**WHAT TO DO**
The required result is the number of lines below that hold the word "screenshot", stated without anything else.

**EXERCISE INPUTS**

········

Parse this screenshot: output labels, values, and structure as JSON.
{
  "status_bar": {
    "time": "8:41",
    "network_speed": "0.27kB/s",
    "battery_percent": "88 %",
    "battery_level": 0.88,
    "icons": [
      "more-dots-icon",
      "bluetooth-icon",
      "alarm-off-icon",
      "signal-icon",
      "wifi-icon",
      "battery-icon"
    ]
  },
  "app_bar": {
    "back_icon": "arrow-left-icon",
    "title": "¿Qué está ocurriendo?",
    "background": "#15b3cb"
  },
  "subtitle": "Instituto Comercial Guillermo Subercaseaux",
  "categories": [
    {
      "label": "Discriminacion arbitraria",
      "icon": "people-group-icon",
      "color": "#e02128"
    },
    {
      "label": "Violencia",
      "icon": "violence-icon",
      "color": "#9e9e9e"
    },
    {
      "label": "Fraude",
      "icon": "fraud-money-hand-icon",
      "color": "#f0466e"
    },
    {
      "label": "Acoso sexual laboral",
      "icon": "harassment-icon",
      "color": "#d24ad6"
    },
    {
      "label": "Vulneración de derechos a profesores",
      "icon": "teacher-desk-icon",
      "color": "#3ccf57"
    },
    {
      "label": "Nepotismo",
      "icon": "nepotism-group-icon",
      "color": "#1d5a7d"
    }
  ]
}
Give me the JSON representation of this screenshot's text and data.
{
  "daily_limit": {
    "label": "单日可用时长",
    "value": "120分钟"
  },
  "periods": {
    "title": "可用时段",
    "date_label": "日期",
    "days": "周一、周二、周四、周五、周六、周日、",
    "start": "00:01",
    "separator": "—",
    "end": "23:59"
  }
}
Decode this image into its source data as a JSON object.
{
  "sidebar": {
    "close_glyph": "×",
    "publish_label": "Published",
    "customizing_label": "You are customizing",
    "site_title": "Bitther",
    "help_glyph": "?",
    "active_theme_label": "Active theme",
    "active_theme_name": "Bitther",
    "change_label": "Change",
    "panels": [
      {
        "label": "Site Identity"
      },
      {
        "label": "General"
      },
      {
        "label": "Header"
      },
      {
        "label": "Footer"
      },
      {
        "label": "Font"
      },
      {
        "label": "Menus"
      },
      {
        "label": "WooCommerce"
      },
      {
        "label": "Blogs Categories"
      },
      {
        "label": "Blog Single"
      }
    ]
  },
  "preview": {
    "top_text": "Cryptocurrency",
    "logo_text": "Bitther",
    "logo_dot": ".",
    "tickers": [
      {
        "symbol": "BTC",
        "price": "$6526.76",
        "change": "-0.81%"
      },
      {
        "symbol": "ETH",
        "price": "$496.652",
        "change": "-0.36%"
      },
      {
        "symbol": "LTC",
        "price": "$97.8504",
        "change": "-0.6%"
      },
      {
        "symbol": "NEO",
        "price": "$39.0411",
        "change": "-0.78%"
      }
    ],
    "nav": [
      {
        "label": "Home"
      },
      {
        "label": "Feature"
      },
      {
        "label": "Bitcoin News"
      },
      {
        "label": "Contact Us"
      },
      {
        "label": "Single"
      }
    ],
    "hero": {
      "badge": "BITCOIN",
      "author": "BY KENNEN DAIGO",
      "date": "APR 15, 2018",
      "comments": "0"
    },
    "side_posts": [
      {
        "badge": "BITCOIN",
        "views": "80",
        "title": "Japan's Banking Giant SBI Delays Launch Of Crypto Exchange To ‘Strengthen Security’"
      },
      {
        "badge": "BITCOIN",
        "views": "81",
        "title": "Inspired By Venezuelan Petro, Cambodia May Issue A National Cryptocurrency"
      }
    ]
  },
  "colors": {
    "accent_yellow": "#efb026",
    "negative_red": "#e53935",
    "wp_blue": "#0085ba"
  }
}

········

**RESPONSE**
2